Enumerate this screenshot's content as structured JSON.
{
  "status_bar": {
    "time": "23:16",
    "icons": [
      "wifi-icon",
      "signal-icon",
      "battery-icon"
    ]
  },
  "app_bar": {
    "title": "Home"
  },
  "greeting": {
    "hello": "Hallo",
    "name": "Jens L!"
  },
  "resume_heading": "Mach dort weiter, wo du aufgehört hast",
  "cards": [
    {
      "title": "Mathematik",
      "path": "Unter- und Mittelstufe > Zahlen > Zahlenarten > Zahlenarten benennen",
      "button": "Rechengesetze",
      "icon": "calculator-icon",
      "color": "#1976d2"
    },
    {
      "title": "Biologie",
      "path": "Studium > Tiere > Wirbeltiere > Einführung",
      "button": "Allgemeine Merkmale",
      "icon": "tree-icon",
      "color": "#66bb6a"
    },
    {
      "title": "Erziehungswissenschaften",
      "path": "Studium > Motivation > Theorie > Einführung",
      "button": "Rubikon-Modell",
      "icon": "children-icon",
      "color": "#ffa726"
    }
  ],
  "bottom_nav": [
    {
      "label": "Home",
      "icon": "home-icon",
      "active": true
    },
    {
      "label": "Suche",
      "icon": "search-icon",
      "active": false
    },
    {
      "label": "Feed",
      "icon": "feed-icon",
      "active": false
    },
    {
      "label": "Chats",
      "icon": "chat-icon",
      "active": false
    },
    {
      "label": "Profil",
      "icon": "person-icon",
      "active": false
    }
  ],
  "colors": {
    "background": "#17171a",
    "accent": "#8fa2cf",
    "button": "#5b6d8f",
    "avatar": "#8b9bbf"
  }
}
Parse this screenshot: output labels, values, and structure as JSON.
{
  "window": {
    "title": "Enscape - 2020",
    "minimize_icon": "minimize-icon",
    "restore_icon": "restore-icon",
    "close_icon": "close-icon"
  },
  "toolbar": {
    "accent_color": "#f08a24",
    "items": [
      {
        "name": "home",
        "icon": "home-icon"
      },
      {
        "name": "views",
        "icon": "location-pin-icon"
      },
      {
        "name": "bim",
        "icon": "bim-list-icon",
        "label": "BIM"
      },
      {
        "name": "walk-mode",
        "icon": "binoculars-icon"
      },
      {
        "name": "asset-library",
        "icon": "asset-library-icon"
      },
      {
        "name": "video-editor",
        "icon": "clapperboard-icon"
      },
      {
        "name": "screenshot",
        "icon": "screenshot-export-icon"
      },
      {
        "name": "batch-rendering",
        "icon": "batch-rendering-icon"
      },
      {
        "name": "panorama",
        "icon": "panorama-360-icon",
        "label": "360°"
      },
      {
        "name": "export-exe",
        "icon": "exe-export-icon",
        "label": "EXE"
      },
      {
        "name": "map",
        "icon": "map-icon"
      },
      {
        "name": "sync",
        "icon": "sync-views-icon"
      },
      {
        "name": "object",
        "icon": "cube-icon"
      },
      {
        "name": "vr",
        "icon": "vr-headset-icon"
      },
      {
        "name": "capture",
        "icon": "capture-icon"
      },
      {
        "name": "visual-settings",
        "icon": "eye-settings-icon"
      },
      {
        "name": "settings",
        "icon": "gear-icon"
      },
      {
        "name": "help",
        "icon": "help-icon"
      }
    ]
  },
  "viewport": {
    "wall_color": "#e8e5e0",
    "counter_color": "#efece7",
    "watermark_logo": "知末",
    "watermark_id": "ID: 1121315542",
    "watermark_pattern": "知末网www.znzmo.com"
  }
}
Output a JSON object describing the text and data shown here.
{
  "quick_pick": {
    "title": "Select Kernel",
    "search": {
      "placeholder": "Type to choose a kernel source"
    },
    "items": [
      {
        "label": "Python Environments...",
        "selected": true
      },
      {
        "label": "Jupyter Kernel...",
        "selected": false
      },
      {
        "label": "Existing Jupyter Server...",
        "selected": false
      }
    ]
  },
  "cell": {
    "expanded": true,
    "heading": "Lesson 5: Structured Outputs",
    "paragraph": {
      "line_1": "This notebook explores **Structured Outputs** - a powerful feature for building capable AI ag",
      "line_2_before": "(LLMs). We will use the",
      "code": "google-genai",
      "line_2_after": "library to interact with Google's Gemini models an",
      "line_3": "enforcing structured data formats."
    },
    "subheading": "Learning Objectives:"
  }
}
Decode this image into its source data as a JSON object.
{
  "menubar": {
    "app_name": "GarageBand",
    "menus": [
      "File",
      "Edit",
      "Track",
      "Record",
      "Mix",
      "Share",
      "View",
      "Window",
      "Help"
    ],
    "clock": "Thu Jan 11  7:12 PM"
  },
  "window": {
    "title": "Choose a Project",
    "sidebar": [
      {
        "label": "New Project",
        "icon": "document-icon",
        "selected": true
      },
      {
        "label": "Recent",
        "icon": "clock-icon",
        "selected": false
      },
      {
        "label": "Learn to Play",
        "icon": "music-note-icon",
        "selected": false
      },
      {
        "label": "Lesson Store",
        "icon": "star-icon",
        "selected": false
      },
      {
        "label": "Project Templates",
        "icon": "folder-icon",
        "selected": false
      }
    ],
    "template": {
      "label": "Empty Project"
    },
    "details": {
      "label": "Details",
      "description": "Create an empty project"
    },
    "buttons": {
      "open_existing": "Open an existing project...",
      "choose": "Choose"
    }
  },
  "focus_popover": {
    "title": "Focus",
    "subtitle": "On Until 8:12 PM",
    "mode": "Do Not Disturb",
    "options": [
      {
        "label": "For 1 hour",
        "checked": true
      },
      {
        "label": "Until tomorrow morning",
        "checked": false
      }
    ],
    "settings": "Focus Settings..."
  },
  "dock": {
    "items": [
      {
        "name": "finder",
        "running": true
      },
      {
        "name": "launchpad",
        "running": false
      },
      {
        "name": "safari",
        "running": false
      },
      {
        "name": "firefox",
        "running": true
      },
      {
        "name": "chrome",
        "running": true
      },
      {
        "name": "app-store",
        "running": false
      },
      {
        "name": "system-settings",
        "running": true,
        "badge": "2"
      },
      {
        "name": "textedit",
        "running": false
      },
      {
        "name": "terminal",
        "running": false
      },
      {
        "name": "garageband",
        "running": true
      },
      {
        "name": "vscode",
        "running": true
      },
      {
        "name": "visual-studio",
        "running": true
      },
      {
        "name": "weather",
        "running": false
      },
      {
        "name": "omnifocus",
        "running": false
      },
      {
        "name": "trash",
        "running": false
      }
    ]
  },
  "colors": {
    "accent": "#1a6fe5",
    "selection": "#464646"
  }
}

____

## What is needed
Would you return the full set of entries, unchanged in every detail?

## Task answer
Enumerate this screenshot's content as structured JSON.
{
  "status_bar": {
    "time": "23:16",
    "icons": [
      "wifi-icon",
      "signal-icon",
      "battery-icon"
    ]
  },
  "app_bar": {
    "title": "Home"
  },
  "greeting": {
    "hello": "Hallo",
    "name": "Jens L!"
  },
  "resume_heading": "Mach dort weiter, wo du aufgehört hast",
  "cards": [
    {
      "title": "Mathematik",
      "path": "Unter- und Mittelstufe > Zahlen > Zahlenarten > Zahlenarten benennen",
      "button": "Rechengesetze",
      "icon": "calculator-icon",
      "color": "#1976d2"
    },
    {
      "title": "Biologie",
      "path": "Studium > Tiere > Wirbeltiere > Einführung",
      "button": "Allgemeine Merkmale",
      "icon": "tree-icon",
      "color": "#66bb6a"
    },
    {
      "title": "Erziehungswissenschaften",
      "path": "Studium > Motivation > Theorie > Einführung",
      "button": "Rubikon-Modell",
      "icon": "children-icon",
      "color": "#ffa726"
    }
  ],
  "bottom_nav": [
    {
      "label": "Home",
      "icon": "home-icon",
      "active": true
    },
    {
      "label": "Suche",
      "icon": "search-icon",
      "active": false
    },
    {
      "label": "Feed",
      "icon": "feed-icon",
      "active": false
    },
    {
      "label": "Chats",
      "icon": "chat-icon",
      "active": false
    },
    {
      "label": "Profil",
      "icon": "person-icon",
      "active": false
    }
  ],
  "colors": {
    "background": "#17171a",
    "accent": "#8fa2cf",
    "button": "#5b6d8f",
    "avatar": "#8b9bbf"
  }
}
Parse this screenshot: output labels, values, and structure as JSON.
{
  "window": {
    "title": "Enscape - 2020",
    "minimize_icon": "minimize-icon",
    "restore_icon": "restore-icon",
    "close_icon": "close-icon"
  },
  "toolbar": {
    "accent_color": "#f08a24",
    "items": [
      {
        "name": "home",
        "icon": "home-icon"
      },
      {
        "name": "views",
        "icon": "location-pin-icon"
      },
      {
        "name": "bim",
        "icon": "bim-list-icon",
        "label": "BIM"
      },
      {
        "name": "walk-mode",
        "icon": "binoculars-icon"
      },
      {
        "name": "asset-library",
        "icon": "asset-library-icon"
      },
      {
        "name": "video-editor",
        "icon": "clapperboard-icon"
      },
      {
        "name": "screenshot",
        "icon": "screenshot-export-icon"
      },
      {
        "name": "batch-rendering",
        "icon": "batch-rendering-icon"
      },
      {
        "name": "panorama",
        "icon": "panorama-360-icon",
        "label": "360°"
      },
      {
        "name": "export-exe",
        "icon": "exe-export-icon",
        "label": "EXE"
      },
      {
        "name": "map",
        "icon": "map-icon"
      },
      {
        "name": "sync",
        "icon": "sync-views-icon"
      },
      {
        "name": "object",
        "icon": "cube-icon"
      },
      {
        "name": "vr",
        "icon": "vr-headset-icon"
      },
      {
        "name": "capture",
        "icon": "capture-icon"
      },
      {
        "name": "visual-settings",
        "icon": "eye-settings-icon"
      },
      {
        "name": "settings",
        "icon": "gear-icon"
      },
      {
        "name": "help",
        "icon": "help-icon"
      }
    ]
  },
  "viewport": {
    "wall_color": "#e8e5e0",
    "counter_color": "#efece7",
    "watermark_logo": "知末",
    "watermark_id": "ID: 1121315542",
    "watermark_pattern": "知末网www.znzmo.com"
  }
}
Output a JSON object describing the text and data shown here.
{
  "quick_pick": {
    "title": "Select Kernel",
    "search": {
      "placeholder": "Type to choose a kernel source"
    },
    "items": [
      {
        "label": "Python Environments...",
        "selected": true
      },
      {
        "label": "Jupyter Kernel...",
        "selected": false
      },
      {
        "label": "Existing Jupyter Server...",
        "selected": false
      }
    ]
  },
  "cell": {
    "expanded": true,
    "heading": "Lesson 5: Structured Outputs",
    "paragraph": {
      "line_1": "This notebook explores **Structured Outputs** - a powerful feature for building capable AI ag",
      "line_2_before": "(LLMs). We will use the",
      "code": "google-genai",
      "line_2_after": "library to interact with Google's Gemini models an",
      "line_3": "enforcing structured data formats."
    },
    "subheading": "Learning Objectives:"
  }
}
Decode this image into its source data as a JSON object.
{
  "menubar": {
    "app_name": "GarageBand",
    "menus": [
      "File",
      "Edit",
      "Track",
      "Record",
      "Mix",
      "Share",
      "View",
      "Window",
      "Help"
    ],
    "clock": "Thu Jan 11  7:12 PM"
  },
  "window": {
    "title": "Choose a Project",
    "sidebar": [
      {
        "label": "New Project",
        "icon": "document-icon",
        "selected": true
      },
      {
        "label": "Recent",
        "icon": "clock-icon",
        "selected": false
      },
      {
        "label": "Learn to Play",
        "icon": "music-note-icon",
        "selected": false
      },
      {
        "label": "Lesson Store",
        "icon": "star-icon",
        "selected": false
      },
      {
        "label": "Project Templates",
        "icon": "folder-icon",
        "selected": false
      }
    ],
    "template": {
      "label": "Empty Project"
    },
    "details": {
      "label": "Details",
      "description": "Create an empty project"
    },
    "buttons": {
      "open_existing": "Open an existing project...",
      "choose": "Choose"
    }
  },
  "focus_popover": {
    "title": "Focus",
    "subtitle": "On Until 8:12 PM",
    "mode": "Do Not Disturb",
    "options": [
      {
        "label": "For 1 hour",
        "checked": true
      },
      {
        "label": "Until tomorrow morning",
        "checked": false
      }
    ],
    "settings": "Focus Settings..."
  },
  "dock": {
    "items": [
      {
        "name": "finder",
        "running": true
      },
      {
        "name": "launchpad",
        "running": false
      },
      {
        "name": "safari",
        "running": false
      },
      {
        "name": "firefox",
        "running": true
      },
      {
        "name": "chrome",
        "running": true
      },
      {
        "name": "app-store",
        "running": false
      },
      {
        "name": "system-settings",
        "running": true,
        "badge": "2"
      },
      {
        "name": "textedit",
        "running": false
      },
      {
        "name": "terminal",
        "running": false
      },
      {
        "name": "garageband",
        "running": true
      },
      {
        "name": "vscode",
        "running": true
      },
      {
        "name": "visual-studio",
        "running": true
      },
      {
        "name": "weather",
        "running": false
      },
      {
        "name": "omnifocus",
        "running": false
      },
      {
        "name": "trash",
        "running": false
      }
    ]
  },
  "colors": {
    "accent": "#1a6fe5",
    "selection": "#464646"
  }
}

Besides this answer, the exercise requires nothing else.